Avó - Catita illustrations


Maria Midões, photographer, takes us on a journey through the sweetest memories of her grandmother's kitchen. Maria fondly recalls the family's favorite dishes, such as rice pudding and sea bass pasta, and how her grandmother taught her that cooking is a way to express love and perpetuate family tradition.
Generational Patterns Reading Grandmother 5 minutes

Part I

“Three children, an older girl and two boys following. They all ate the same things but each liked different things. You know, the youngest just wanted cakes and sweet things. There wasn't a breakfast where I didn't leave home to buy him a cake because bread was unnecessary for him. Sometimes I would come home from the market with cakes for us to eat at home with tea or coffee, and they wouldn't last until the end of the day. It was just like that, sweets and more sweets. I'm convinced that if he were alive, my boy would have diabetes because it was something out of this world with such food.”

He was the youngest, I never got to see him grow up. I heard about him countless times. As many times as allow me to say today that if I saw him on the street I would recognize him.

maria midoes post catita foto 1

"The older ones also ate very different things. The middle one, for example, when he was younger only liked to eat bread with butter and chocolate mousse. Oh, so much bread with butter he ate. Then sometimes before leaving home in the morning he would ask me what was for lunch. I would tell him what I was planning. He would leave and when he came back if by chance I had made something else, he would immediately tell me he had been thinking about it all morning and now he couldn't eat it. It was just like that, these cravings, he had appetites for things he thought of and then until it passed, I had to make them."

Part II

Rice pudding is one of those things I can't forget. Sitting waiting for it to finish cooking to attack the leftovers in the still hot pot makes me a happy person. But then there's the roasted kid, the tripe, the stewed chicken. And there's the pork with lobster whose recipe I won't give even if they pay me.

"If you ask me if I think I cook well... I don't know. Everyone at home liked the food, if they liked it I didn't care about anything else. But there are things that must have tasted good to them. My son, for example, before getting married, brought his girlfriend home and asked me to make sea bass pasta. For us, it was something we ate often, I made it, they liked it. Almost 20 years later, my daughter-in-law still told me she had never forgotten the taste. It's good to know this but I don't get vain. I just wanted them to like it and be well and that's it."

maria midoes post catita foto 2

The water boiled, she added the rice and kept stirring. She also heated the milk until it boiled, then turned off the heat and started cleaning up the mess, throwing away ingredients she no longer needed. She cracked the eggs. It's stirred differently from a few years ago but the hair is exactly the same. The gesture of tasting the rice is also the same but I think it takes longer now. I also think it tastes better to her.

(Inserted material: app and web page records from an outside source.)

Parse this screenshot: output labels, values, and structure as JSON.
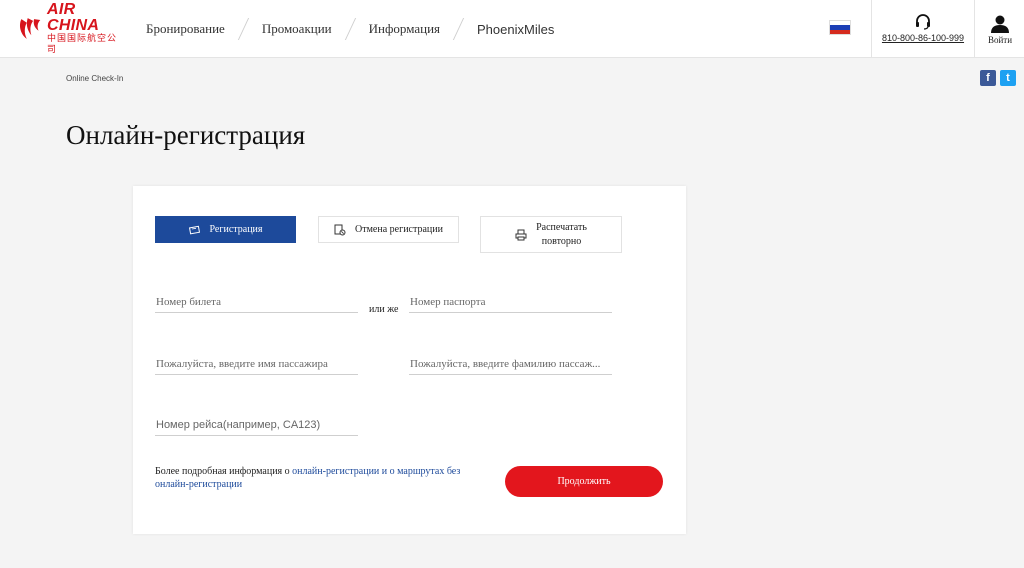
{
  "header": {
    "logo_en": "AIR CHINA",
    "logo_cn": "中国国际航空公司",
    "nav": [
      {
        "label": "Бронирование"
      },
      {
        "label": "Промоакции"
      },
      {
        "label": "Информация"
      },
      {
        "label": "PhoenixMiles"
      }
    ],
    "flag": "ru-flag",
    "phone": "810-800-86-100-999",
    "login_label": "Войти"
  },
  "breadcrumb": "Online Check-In",
  "social": {
    "facebook": "f",
    "twitter": "t"
  },
  "page_title": "Онлайн-регистрация",
  "tabs": {
    "checkin": "Регистрация",
    "cancel": "Отмена регистрации",
    "print_line1": "Распечатать",
    "print_line2": "повторно"
  },
  "form": {
    "ticket_placeholder": "Номер билета",
    "or_label": "или же",
    "passport_placeholder": "Номер паспорта",
    "first_name_placeholder": "Пожалуйста, введите имя пассажира",
    "last_name_placeholder": "Пожалуйста, введите фамилию пассаж...",
    "flight_placeholder": "Номер рейса(например, CA123)"
  },
  "info": {
    "prefix": "Более подробная информация о ",
    "link": "онлайн-регистрации и о маршрутах без онлайн-регистрации"
  },
  "continue_label": "Продолжить",
  "colors": {
    "brand_red": "#e3161d",
    "brand_blue": "#1d4a9b"
  }
}
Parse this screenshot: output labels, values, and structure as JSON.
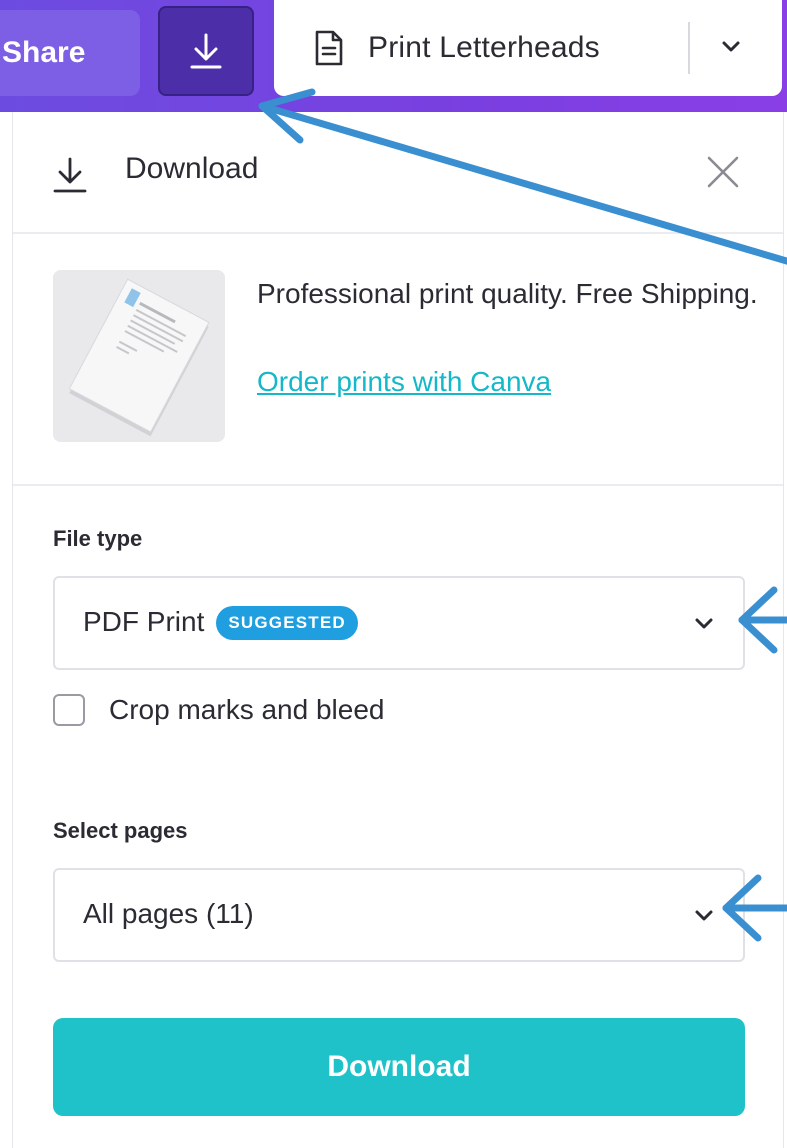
{
  "toolbar": {
    "share_label": "Share",
    "download_icon": "download-icon",
    "print_label": "Print Letterheads",
    "print_icon": "document-icon",
    "dropdown_icon": "chevron-down-icon"
  },
  "panel": {
    "title": "Download",
    "title_icon": "download-icon",
    "close_icon": "close-icon",
    "promo": {
      "text": "Professional print quality. Free Shipping.",
      "link": "Order prints with Canva"
    },
    "file_type": {
      "label": "File type",
      "value": "PDF Print",
      "badge": "SUGGESTED"
    },
    "crop_marks": {
      "label": "Crop marks and bleed",
      "checked": false
    },
    "select_pages": {
      "label": "Select pages",
      "value": "All pages (11)"
    },
    "download_button": "Download"
  },
  "colors": {
    "toolbar_purple": "#7a3fe0",
    "download_teal": "#1fc2c8",
    "link_teal": "#14b8c8",
    "badge_blue": "#1f9ee0",
    "annotation_arrow": "#3a8fd0"
  }
}
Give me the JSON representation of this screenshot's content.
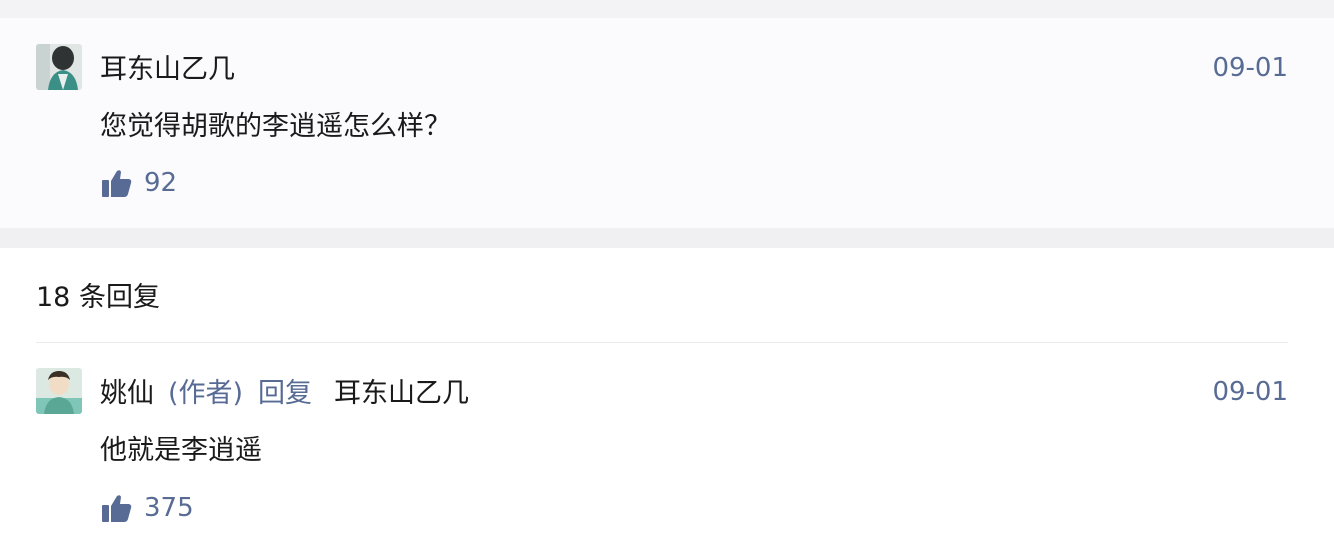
{
  "comment": {
    "username": "耳东山乙几",
    "date": "09-01",
    "text": "您觉得胡歌的李逍遥怎么样？",
    "likes": "92",
    "avatar_icon": "avatar-user-icon"
  },
  "replies": {
    "count_label": "18 条回复",
    "items": [
      {
        "username": "姚仙",
        "author_tag": "(作者)",
        "reply_word": "回复",
        "reply_to": "耳东山乙几",
        "date": "09-01",
        "text": "他就是李逍遥",
        "likes": "375",
        "avatar_icon": "avatar-author-icon"
      }
    ]
  },
  "colors": {
    "link_blue": "#576b95",
    "text": "#1a1a1a",
    "card_bg": "#fbfbfd",
    "gap_bg": "#f0f0f3"
  }
}
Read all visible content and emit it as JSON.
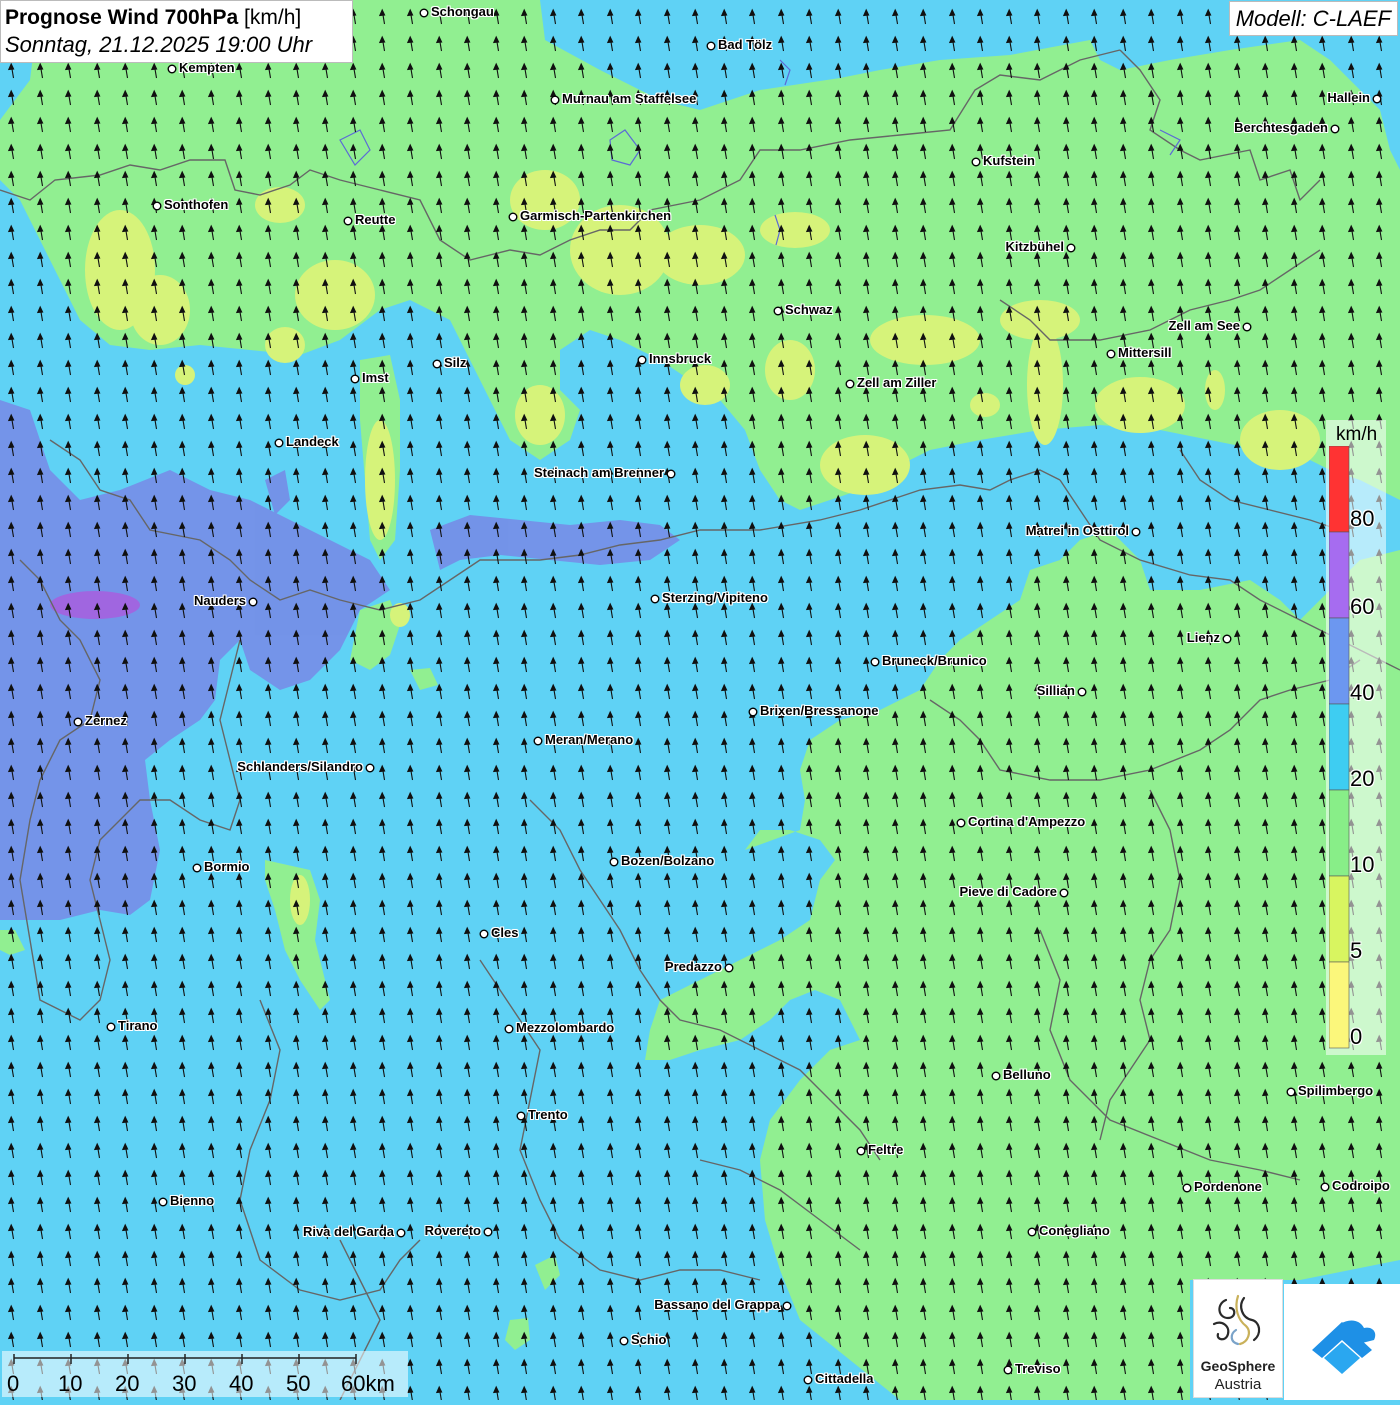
{
  "title": {
    "bold_part": "Prognose Wind 700hPa",
    "unit_part": "[km/h]",
    "subtitle": "Sonntag, 21.12.2025 19:00 Uhr"
  },
  "model_label": "Modell: C-LAEF",
  "legend": {
    "unit": "km/h",
    "ticks": [
      "80",
      "60",
      "40",
      "20",
      "10",
      "5",
      "0"
    ],
    "colors": [
      "#ff3333",
      "#a66cf0",
      "#6c97f0",
      "#3ecdf2",
      "#88ee88",
      "#d8f560",
      "#fbf77b"
    ]
  },
  "colors": {
    "wind_0_5": "#f5ee70",
    "wind_5_10": "#c9ef70",
    "wind_10_20": "#91ef91",
    "wind_20_40": "#5fd2f5",
    "wind_40_60": "#7590e8",
    "wind_60_80": "#a066e0",
    "arrow": "#111111",
    "borders": "#666666"
  },
  "arrow_direction": "north-northwest",
  "cities": [
    "Schongau",
    "Bad Tölz",
    "Kempten",
    "Murnau am Staffelsee",
    "Hallein",
    "Berchtesgaden",
    "Kufstein",
    "Sonthofen",
    "Reutte",
    "Garmisch-Partenkirchen",
    "Kitzbühel",
    "Schwaz",
    "Zell am See",
    "Mittersill",
    "Innsbruck",
    "Silz",
    "Imst",
    "Zell am Ziller",
    "Landeck",
    "Steinach am Brenner",
    "Matrei in Osttirol",
    "Nauders",
    "Sterzing/Vipiteno",
    "Lienz",
    "Bruneck/Brunico",
    "Sillian",
    "Brixen/Bressanone",
    "Zernez",
    "Meran/Merano",
    "Schlanders/Silandro",
    "Cortina d'Ampezzo",
    "Bozen/Bolzano",
    "Bormio",
    "Pieve di Cadore",
    "Cles",
    "Predazzo",
    "Tirano",
    "Mezzolombardo",
    "Belluno",
    "Spilimbergo",
    "Trento",
    "Feltre",
    "Pordenone",
    "Codroipo",
    "Bienno",
    "Riva del Garda",
    "Rovereto",
    "Conegliano",
    "Bassano del Grappa",
    "Schio",
    "Treviso",
    "Cittadella"
  ],
  "scale": {
    "labels": [
      "0",
      "10",
      "20",
      "30",
      "40",
      "50",
      "60km"
    ]
  },
  "logos": {
    "geosphere_line1": "GeoSphere",
    "geosphere_line2": "Austria",
    "blue_logo": "cloud-logo-icon"
  }
}
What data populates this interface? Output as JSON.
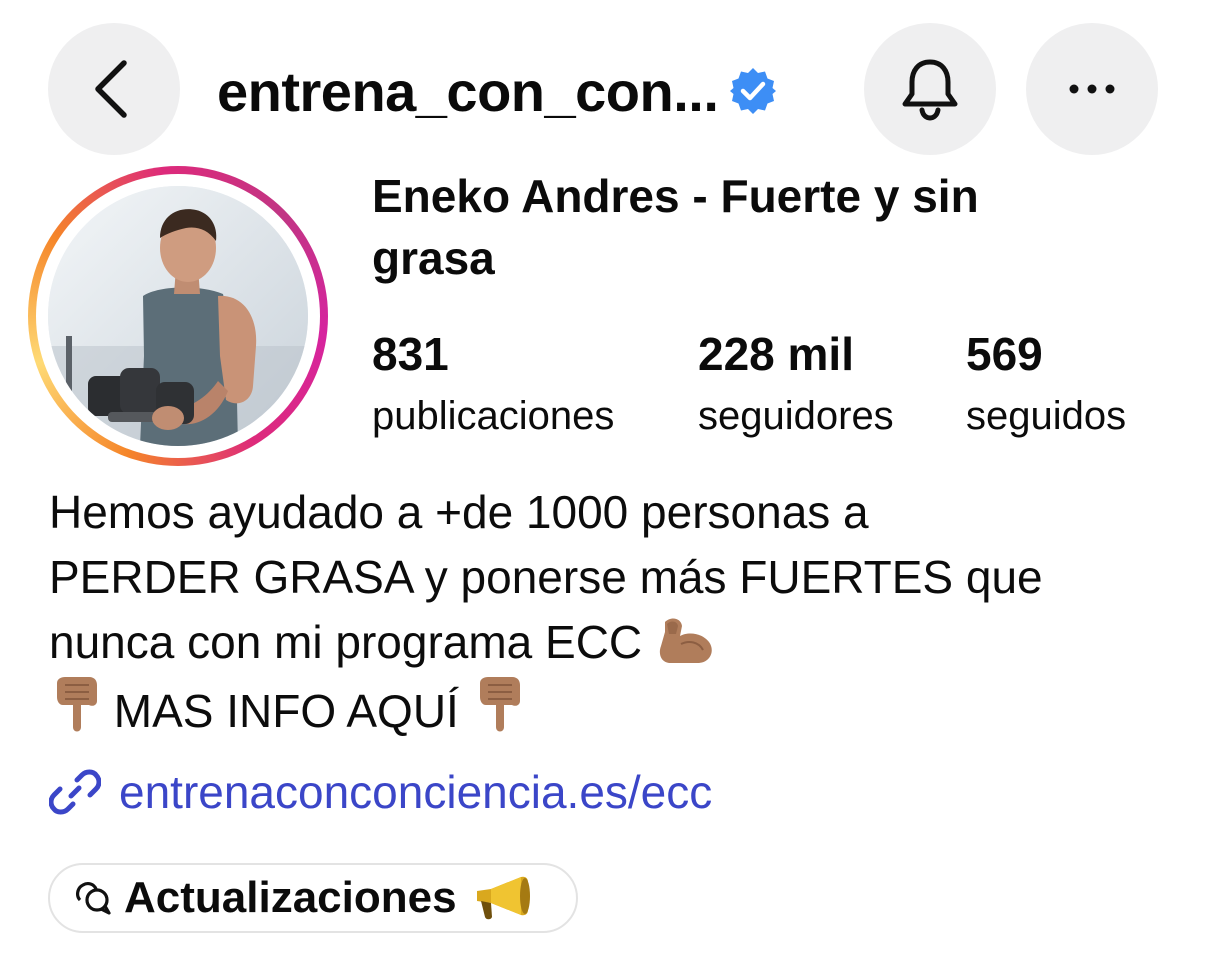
{
  "header": {
    "username": "entrena_con_con...",
    "verified_color": "#3d8ef5",
    "back_icon": "chevron-left-icon",
    "bell_icon": "bell-icon",
    "more_icon": "more-horizontal-icon"
  },
  "profile": {
    "display_name": "Eneko Andres - Fuerte y sin grasa",
    "stats": {
      "posts": {
        "value": "831",
        "label": "publicaciones"
      },
      "followers": {
        "value": "228 mil",
        "label": "seguidores"
      },
      "following": {
        "value": "569",
        "label": "seguidos"
      }
    },
    "bio": {
      "line1": "Hemos ayudado a +de 1000 personas a",
      "line2": "PERDER GRASA y ponerse más FUERTES que",
      "line3": "nunca con mi programa ECC",
      "line4": "MAS INFO AQUÍ"
    },
    "link": {
      "text": "entrenaconconciencia.es/ecc",
      "color": "#3b46c8"
    }
  },
  "updates_pill": {
    "label": "Actualizaciones"
  },
  "colors": {
    "button_bg": "#efeff0",
    "story_ring": [
      "#f58529",
      "#feda75",
      "#dd2a7b",
      "#c13584"
    ]
  }
}
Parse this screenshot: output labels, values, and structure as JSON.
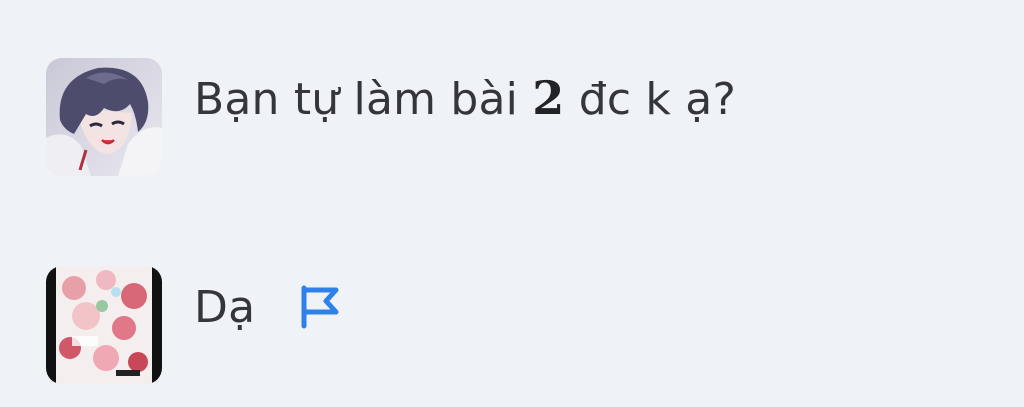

She tells me there are things she has always loved to eat. Apart from fish, she never says no to suckling pig. She also tells me she loves sweets. Mousse, caramel custard, rice pudding, crème brûlée. Whatever there is. "Now I don't cook as much. But my grandchildren also like my food. I mean, they say they like it but now there's so much food out there that I even get lost. They talk to me about sushi and I love fish so much I can't imagine myself eating raw fish. They know best, as long as they eat well that's what matters."

She cracked the eggs, mixed in the sugar. After the rice boiled, she gradually added the milk, never all at once "so we can see what we need, there are no disasters here".

Part III

I've known her for 36 years. She was the first person to see me in the maternity ward, after my parents and the medical team, of course. When she arrived at the hospital nursery with my father, he no longer knew which of the babies was his. He had only seen me for two seconds before going to fetch her. In front of the nursery window, like a showcase of life, he said to her, “Look mom, I don’t know which one it is, you choose” 😅 But my grandmother pointed and said "it's that one". And it was, and I am, and I have done what I can to be. The son who asked for the sea bass pasta was my father, the girlfriend who still remembered the dish 20 years later was my mother (part II)

maria midoes post catita foto 3

My grandmother taught me that cooking is one of the best ways to show others how much we care about them. And so many other things that have nothing to do with food but add flavor to life.

I hope that wherever and with whoever you are, you have a happy time. Without fear. Of gratitude, empathy, health.


You can follow Maria here.

Continue reading

Leave a comment

All comments are moderated before being published.

This site is protected by reCAPTCHA and the Google Privacy Policy and Terms of Service apply.